What needs to be done ▸
What is needed here is a verbatim copy of the records that follow.

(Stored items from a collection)
★ ★ ★

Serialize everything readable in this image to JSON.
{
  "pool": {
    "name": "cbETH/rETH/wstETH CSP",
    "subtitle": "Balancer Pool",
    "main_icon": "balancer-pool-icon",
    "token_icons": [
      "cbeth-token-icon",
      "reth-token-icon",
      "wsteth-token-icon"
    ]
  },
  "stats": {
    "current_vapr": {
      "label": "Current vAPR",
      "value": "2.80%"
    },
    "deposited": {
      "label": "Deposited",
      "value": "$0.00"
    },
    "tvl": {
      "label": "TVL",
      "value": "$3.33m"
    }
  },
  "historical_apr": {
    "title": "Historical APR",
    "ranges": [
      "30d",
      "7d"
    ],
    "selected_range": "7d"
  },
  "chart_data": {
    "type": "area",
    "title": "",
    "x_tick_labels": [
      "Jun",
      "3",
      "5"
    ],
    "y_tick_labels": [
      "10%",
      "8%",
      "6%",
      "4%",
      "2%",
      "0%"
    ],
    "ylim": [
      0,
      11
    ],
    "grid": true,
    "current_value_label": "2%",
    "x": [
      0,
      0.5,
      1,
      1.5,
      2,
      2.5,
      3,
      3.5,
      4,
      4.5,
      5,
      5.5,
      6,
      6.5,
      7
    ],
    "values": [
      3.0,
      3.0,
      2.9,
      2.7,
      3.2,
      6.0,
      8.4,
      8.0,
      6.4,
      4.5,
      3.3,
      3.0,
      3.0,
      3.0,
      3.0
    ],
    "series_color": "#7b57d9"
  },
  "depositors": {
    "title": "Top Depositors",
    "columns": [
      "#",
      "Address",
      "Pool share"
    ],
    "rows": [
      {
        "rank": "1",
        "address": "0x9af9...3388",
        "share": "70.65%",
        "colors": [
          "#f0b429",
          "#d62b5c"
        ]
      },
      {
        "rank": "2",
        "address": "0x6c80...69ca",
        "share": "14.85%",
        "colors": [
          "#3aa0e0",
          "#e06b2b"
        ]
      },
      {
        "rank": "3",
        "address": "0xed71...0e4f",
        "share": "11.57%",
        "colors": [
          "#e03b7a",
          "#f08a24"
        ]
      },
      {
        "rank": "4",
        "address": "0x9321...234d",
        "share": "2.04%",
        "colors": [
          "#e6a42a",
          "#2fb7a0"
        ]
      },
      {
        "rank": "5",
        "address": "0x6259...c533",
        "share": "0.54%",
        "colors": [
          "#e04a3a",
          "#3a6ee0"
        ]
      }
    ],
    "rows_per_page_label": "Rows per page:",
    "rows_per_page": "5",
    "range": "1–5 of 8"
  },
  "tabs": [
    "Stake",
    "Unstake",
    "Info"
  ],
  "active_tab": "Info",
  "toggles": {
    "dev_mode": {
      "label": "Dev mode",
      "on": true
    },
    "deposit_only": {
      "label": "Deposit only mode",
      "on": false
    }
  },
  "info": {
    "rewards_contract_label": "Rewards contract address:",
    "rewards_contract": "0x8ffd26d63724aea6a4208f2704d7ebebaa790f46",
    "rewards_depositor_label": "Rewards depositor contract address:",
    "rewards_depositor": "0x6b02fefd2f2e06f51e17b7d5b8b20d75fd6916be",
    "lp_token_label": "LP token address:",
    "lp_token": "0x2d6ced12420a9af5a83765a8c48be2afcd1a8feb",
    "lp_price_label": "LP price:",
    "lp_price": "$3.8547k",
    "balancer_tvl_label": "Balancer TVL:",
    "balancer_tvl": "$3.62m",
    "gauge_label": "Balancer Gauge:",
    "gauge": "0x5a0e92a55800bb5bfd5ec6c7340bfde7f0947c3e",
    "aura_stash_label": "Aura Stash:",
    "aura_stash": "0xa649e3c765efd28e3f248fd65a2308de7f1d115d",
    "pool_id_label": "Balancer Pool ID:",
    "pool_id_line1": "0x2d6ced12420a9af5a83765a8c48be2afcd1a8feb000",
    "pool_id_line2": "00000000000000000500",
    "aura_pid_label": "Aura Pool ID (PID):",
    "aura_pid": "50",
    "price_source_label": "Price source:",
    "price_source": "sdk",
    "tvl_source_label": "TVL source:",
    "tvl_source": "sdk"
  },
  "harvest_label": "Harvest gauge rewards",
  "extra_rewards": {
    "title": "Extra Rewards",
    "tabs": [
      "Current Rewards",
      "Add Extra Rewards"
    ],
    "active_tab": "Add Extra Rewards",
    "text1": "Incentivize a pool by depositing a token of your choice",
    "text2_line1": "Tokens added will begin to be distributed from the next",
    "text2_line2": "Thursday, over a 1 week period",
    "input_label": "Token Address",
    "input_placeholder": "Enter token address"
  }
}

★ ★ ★

Result below ▸
Serialize everything readable in this image to JSON.
{
  "pool": {
    "name": "cbETH/rETH/wstETH CSP",
    "subtitle": "Balancer Pool",
    "main_icon": "balancer-pool-icon",
    "token_icons": [
      "cbeth-token-icon",
      "reth-token-icon",
      "wsteth-token-icon"
    ]
  },
  "stats": {
    "current_vapr": {
      "label": "Current vAPR",
      "value": "2.80%"
    },
    "deposited": {
      "label": "Deposited",
      "value": "$0.00"
    },
    "tvl": {
      "label": "TVL",
      "value": "$3.33m"
    }
  },
  "historical_apr": {
    "title": "Historical APR",
    "ranges": [
      "30d",
      "7d"
    ],
    "selected_range": "7d"
  },
  "chart_data": {
    "type": "area",
    "title": "",
    "x_tick_labels": [
      "Jun",
      "3",
      "5"
    ],
    "y_tick_labels": [
      "10%",
      "8%",
      "6%",
      "4%",
      "2%",
      "0%"
    ],
    "ylim": [
      0,
      11
    ],
    "grid": true,
    "current_value_label": "2%",
    "x": [
      0,
      0.5,
      1,
      1.5,
      2,
      2.5,
      3,
      3.5,
      4,
      4.5,
      5,
      5.5,
      6,
      6.5,
      7
    ],
    "values": [
      3.0,
      3.0,
      2.9,
      2.7,
      3.2,
      6.0,
      8.4,
      8.0,
      6.4,
      4.5,
      3.3,
      3.0,
      3.0,
      3.0,
      3.0
    ],
    "series_color": "#7b57d9"
  },
  "depositors": {
    "title": "Top Depositors",
    "columns": [
      "#",
      "Address",
      "Pool share"
    ],
    "rows": [
      {
        "rank": "1",
        "address": "0x9af9...3388",
        "share": "70.65%",
        "colors": [
          "#f0b429",
          "#d62b5c"
        ]
      },
      {
        "rank": "2",
        "address": "0x6c80...69ca",
        "share": "14.85%",
        "colors": [
          "#3aa0e0",
          "#e06b2b"
        ]
      },
      {
        "rank": "3",
        "address": "0xed71...0e4f",
        "share": "11.57%",
        "colors": [
          "#e03b7a",
          "#f08a24"
        ]
      },
      {
        "rank": "4",
        "address": "0x9321...234d",
        "share": "2.04%",
        "colors": [
          "#e6a42a",
          "#2fb7a0"
        ]
      },
      {
        "rank": "5",
        "address": "0x6259...c533",
        "share": "0.54%",
        "colors": [
          "#e04a3a",
          "#3a6ee0"
        ]
      }
    ],
    "rows_per_page_label": "Rows per page:",
    "rows_per_page": "5",
    "range": "1–5 of 8"
  },
  "tabs": [
    "Stake",
    "Unstake",
    "Info"
  ],
  "active_tab": "Info",
  "toggles": {
    "dev_mode": {
      "label": "Dev mode",
      "on": true
    },
    "deposit_only": {
      "label": "Deposit only mode",
      "on": false
    }
  },
  "info": {
    "rewards_contract_label": "Rewards contract address:",
    "rewards_contract": "0x8ffd26d63724aea6a4208f2704d7ebebaa790f46",
    "rewards_depositor_label": "Rewards depositor contract address:",
    "rewards_depositor": "0x6b02fefd2f2e06f51e17b7d5b8b20d75fd6916be",
    "lp_token_label": "LP token address:",
    "lp_token": "0x2d6ced12420a9af5a83765a8c48be2afcd1a8feb",
    "lp_price_label": "LP price:",
    "lp_price": "$3.8547k",
    "balancer_tvl_label": "Balancer TVL:",
    "balancer_tvl": "$3.62m",
    "gauge_label": "Balancer Gauge:",
    "gauge": "0x5a0e92a55800bb5bfd5ec6c7340bfde7f0947c3e",
    "aura_stash_label": "Aura Stash:",
    "aura_stash": "0xa649e3c765efd28e3f248fd65a2308de7f1d115d",
    "pool_id_label": "Balancer Pool ID:",
    "pool_id_line1": "0x2d6ced12420a9af5a83765a8c48be2afcd1a8feb000",
    "pool_id_line2": "00000000000000000500",
    "aura_pid_label": "Aura Pool ID (PID):",
    "aura_pid": "50",
    "price_source_label": "Price source:",
    "price_source": "sdk",
    "tvl_source_label": "TVL source:",
    "tvl_source": "sdk"
  },
  "harvest_label": "Harvest gauge rewards",
  "extra_rewards": {
    "title": "Extra Rewards",
    "tabs": [
      "Current Rewards",
      "Add Extra Rewards"
    ],
    "active_tab": "Add Extra Rewards",
    "text1": "Incentivize a pool by depositing a token of your choice",
    "text2_line1": "Tokens added will begin to be distributed from the next",
    "text2_line2": "Thursday, over a 1 week period",
    "input_label": "Token Address",
    "input_placeholder": "Enter token address"
  }
}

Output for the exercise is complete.